Thanks, USGA, on behalf of the Kids!
GOLFWEEK, May 25, 1991
EDITORIALS, 19th HOLE, ALMANAC, COLUMNS
Thanks, USGA, on behalf of the kids!
A modified par system for juniors is the latest effort of Dean Knuth, the USGA's director of handicapping. 1t's one of those little things that go unnoticed when they happen, but long-term may become significant.
Junior Par System, as it's called, is another step in the USGA's transition from conservancy to being an advocate of the game. And it's a building block in the National Golf Foundation's master plan of golf promotion.
Much junior emphasis – too much, in the opinion of many – is directed at the nationally ranked phenoms. Junior Par System, conversely, is designed to give an incentive to play for the average beginning boy or girl.
It gives an achievable goal to keep them from getting discouraged before they learn to play well. Girls and boys under l8 have a realistic benchmark for measuring their score.

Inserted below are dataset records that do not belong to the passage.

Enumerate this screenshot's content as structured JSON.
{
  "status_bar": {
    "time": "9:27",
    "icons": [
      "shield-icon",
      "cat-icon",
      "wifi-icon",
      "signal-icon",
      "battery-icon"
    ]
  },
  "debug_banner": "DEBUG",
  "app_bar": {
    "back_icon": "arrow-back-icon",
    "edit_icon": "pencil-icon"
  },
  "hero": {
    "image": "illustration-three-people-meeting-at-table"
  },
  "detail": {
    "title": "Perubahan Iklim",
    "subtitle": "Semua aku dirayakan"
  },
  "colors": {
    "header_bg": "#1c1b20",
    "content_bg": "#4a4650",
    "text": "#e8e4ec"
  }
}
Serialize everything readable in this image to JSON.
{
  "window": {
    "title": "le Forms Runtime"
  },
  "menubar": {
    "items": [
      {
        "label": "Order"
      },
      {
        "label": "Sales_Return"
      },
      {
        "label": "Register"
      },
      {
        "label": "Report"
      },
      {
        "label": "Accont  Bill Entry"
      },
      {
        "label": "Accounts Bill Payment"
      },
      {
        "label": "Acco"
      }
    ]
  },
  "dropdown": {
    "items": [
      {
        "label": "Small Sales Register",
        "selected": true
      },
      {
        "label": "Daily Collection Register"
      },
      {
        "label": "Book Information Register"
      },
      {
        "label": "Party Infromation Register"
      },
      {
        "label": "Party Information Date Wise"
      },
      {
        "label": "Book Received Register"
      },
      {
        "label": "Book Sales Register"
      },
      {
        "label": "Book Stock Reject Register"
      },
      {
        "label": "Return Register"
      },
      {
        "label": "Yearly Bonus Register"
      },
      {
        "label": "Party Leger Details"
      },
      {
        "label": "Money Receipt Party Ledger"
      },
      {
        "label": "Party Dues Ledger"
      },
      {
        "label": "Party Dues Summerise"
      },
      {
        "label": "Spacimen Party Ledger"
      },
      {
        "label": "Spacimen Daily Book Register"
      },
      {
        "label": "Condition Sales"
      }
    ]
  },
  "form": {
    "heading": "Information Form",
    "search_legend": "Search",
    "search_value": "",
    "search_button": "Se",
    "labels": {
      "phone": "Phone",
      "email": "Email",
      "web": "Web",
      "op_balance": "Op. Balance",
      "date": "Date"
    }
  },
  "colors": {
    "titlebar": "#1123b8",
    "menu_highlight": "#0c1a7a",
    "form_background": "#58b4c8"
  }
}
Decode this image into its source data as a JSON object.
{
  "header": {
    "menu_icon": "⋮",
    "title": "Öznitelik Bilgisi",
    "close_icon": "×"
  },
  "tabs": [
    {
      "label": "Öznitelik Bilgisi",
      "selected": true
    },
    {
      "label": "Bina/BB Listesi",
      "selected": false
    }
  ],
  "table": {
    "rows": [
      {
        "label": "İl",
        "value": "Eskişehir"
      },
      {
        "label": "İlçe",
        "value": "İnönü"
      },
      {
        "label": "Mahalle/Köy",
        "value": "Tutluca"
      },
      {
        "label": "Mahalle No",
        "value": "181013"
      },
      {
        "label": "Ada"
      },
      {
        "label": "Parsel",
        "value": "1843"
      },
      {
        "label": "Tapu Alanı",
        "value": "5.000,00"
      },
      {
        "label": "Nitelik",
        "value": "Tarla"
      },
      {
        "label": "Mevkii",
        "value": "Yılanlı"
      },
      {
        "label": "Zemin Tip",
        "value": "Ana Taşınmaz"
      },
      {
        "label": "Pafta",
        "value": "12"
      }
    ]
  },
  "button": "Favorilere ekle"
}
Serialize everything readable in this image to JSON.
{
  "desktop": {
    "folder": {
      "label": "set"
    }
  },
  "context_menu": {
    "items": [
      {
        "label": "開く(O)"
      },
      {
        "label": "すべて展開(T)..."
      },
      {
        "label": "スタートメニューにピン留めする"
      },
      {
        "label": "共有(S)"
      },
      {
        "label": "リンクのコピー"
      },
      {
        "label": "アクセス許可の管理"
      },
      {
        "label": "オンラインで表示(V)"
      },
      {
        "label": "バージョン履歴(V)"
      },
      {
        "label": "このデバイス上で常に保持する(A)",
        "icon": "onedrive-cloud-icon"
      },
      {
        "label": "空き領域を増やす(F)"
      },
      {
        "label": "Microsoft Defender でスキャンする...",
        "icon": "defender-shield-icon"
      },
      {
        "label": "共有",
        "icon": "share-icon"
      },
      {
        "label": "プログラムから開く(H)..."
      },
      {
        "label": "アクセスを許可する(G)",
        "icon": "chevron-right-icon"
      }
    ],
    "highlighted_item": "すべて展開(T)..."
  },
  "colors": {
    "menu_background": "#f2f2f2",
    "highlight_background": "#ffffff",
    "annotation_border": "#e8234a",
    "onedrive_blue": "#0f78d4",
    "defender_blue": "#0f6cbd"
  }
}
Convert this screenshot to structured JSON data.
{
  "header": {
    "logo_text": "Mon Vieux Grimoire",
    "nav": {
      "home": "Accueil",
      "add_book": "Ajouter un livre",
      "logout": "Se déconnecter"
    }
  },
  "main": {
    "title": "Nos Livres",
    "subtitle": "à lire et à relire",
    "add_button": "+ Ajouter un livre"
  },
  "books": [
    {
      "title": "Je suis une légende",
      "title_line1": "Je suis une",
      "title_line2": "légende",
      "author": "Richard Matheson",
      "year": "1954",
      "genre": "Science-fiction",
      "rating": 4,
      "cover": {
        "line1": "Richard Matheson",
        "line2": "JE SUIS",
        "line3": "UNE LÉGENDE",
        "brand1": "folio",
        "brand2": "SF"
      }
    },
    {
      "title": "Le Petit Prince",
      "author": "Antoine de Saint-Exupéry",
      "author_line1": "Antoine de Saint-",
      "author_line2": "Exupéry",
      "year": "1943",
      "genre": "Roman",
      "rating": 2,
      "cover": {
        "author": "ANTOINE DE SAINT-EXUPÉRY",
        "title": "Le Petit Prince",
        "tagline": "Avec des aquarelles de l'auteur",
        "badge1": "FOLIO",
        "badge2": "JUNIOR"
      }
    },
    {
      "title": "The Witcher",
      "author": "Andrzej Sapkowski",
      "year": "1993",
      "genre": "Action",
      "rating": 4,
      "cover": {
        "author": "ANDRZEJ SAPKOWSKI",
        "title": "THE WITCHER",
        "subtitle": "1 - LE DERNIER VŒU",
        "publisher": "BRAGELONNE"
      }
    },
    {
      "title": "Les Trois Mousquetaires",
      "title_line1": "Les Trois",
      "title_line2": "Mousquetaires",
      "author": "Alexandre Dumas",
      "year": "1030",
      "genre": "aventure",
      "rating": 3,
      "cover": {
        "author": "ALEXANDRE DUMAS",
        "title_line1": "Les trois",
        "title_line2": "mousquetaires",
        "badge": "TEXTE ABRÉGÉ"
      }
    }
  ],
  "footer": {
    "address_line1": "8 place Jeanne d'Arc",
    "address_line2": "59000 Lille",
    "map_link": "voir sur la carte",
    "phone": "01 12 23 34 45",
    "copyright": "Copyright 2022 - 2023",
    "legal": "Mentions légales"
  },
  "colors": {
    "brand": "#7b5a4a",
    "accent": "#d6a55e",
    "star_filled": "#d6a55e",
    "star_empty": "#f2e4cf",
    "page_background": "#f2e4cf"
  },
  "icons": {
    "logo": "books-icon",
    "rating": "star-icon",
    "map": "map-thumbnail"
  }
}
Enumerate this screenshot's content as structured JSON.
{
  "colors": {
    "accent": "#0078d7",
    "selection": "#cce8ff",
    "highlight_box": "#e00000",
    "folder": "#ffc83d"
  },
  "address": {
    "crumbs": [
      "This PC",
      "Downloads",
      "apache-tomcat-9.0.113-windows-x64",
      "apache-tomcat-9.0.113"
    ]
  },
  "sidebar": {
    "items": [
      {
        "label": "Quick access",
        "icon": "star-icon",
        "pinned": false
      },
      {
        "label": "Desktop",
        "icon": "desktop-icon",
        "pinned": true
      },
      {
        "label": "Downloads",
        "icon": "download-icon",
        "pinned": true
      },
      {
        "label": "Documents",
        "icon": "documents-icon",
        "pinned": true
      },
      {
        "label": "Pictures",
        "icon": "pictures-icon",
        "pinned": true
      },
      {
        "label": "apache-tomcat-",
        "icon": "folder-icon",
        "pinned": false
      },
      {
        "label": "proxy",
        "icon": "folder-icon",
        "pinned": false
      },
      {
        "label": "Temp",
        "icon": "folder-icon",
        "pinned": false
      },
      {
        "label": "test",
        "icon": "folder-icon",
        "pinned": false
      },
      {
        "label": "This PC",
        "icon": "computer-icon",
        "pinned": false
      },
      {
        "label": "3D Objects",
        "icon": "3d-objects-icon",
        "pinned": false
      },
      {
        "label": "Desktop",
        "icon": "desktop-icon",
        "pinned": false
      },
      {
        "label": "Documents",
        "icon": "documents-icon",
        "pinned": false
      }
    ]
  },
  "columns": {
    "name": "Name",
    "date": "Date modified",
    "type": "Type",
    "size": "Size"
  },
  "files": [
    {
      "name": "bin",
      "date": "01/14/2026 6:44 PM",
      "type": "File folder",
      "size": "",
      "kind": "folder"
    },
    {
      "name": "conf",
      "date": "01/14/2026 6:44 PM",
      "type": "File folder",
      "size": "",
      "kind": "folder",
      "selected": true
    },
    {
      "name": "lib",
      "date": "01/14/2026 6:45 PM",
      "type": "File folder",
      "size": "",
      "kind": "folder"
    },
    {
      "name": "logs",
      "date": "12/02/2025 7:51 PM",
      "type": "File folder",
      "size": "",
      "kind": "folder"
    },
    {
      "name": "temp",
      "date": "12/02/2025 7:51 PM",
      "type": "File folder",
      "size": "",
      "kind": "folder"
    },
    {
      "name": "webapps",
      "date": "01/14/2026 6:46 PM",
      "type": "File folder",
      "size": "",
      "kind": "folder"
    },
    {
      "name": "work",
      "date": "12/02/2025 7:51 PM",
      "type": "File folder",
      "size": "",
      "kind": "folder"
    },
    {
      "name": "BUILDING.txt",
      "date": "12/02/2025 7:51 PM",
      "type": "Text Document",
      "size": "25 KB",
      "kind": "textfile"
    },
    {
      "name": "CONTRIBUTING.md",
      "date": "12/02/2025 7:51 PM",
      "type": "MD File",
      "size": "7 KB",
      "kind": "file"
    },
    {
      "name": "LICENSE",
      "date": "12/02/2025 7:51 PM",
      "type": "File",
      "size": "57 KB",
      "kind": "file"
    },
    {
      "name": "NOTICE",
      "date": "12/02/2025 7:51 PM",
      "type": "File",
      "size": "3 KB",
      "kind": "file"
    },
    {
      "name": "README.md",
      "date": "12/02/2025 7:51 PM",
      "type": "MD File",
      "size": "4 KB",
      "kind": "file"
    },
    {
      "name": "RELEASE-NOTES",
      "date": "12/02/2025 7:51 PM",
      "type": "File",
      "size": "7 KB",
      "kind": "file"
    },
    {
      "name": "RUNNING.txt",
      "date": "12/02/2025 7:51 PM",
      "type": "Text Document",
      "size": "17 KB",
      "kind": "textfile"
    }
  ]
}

A four-page folder explaining Junior Par System is being sent to all USGA member clubs. It contains two sets of charts, one of which categorizes children as beginner, intermediate or advanced golfers. Boys and girls have separate charts, and both may be categorized by either age or handicap. The other charts establish the junior par for each category from seven different yardage categories. Junior par goes up to par nine on some holes.
The folder suggests that clubs have inexpensive junior scorecards printed so that juniors see their goal of par. It goes on to explain that Junior Par System handicaps can be kept the same as adults', including equitable stroke control. Juniors will turn in adjusted scores, along with the adult course rating and slope rating of the forward tees. All junior play, both boys and girls, is accepted as being from the course's shortest recognized set of tees.
Junior handicaps will be calculated like adults', with a handicap index being established and converted to a course handicap for the course being played.
There are still other areas of the game that need serious think-tank addressing. Speed of play, assimilation of beginners into the game, and cost of course building are among the most important. But the Junior Par System is a nice step in the right direction. A bouquet to the USGA For identifying the need and directing its efforts to the project.
Remember last December's Forbes magazine attack on the National Golf Foundation and the golf industry in general? It was followed early this year with a trade journal ad on Forbes' great "exposure" of the myth of the golf boom.
Now Forbes is backtracking. Those Foolish people in the golf industry have a lot of business they'd like to have.
Forbes recently directed an advertising solicitation letter to golf executives. It said "nearly 46 percent of our subscribers regularly test their skills on the fairways. ...throughout the year Forbes FYI features distinctive and informative editorial on golf, America's FASTEST- GROWING and most ardently played sport . . . there's a great many tees, balls, bags, gloves, clubs, and holidays to sell!"
Gee, fellows, and I thought you didn't like us!
Why are Japanese or other foreign investors willing to pay more for an existing American course than it would cost them to build a new one? Why don't they start from scratch?
"For the same reason that I wouldn't go over there and build one," the owner of a new course (who has had offers to buy) told me. "I wouldn't know what to do over there in terms of permits and bureaucracy. I might waste a lot of money and then find out l couldn't do it. By buying an existing course, the potential may not be as high, but they have a sure thing. They start realizing return immediately."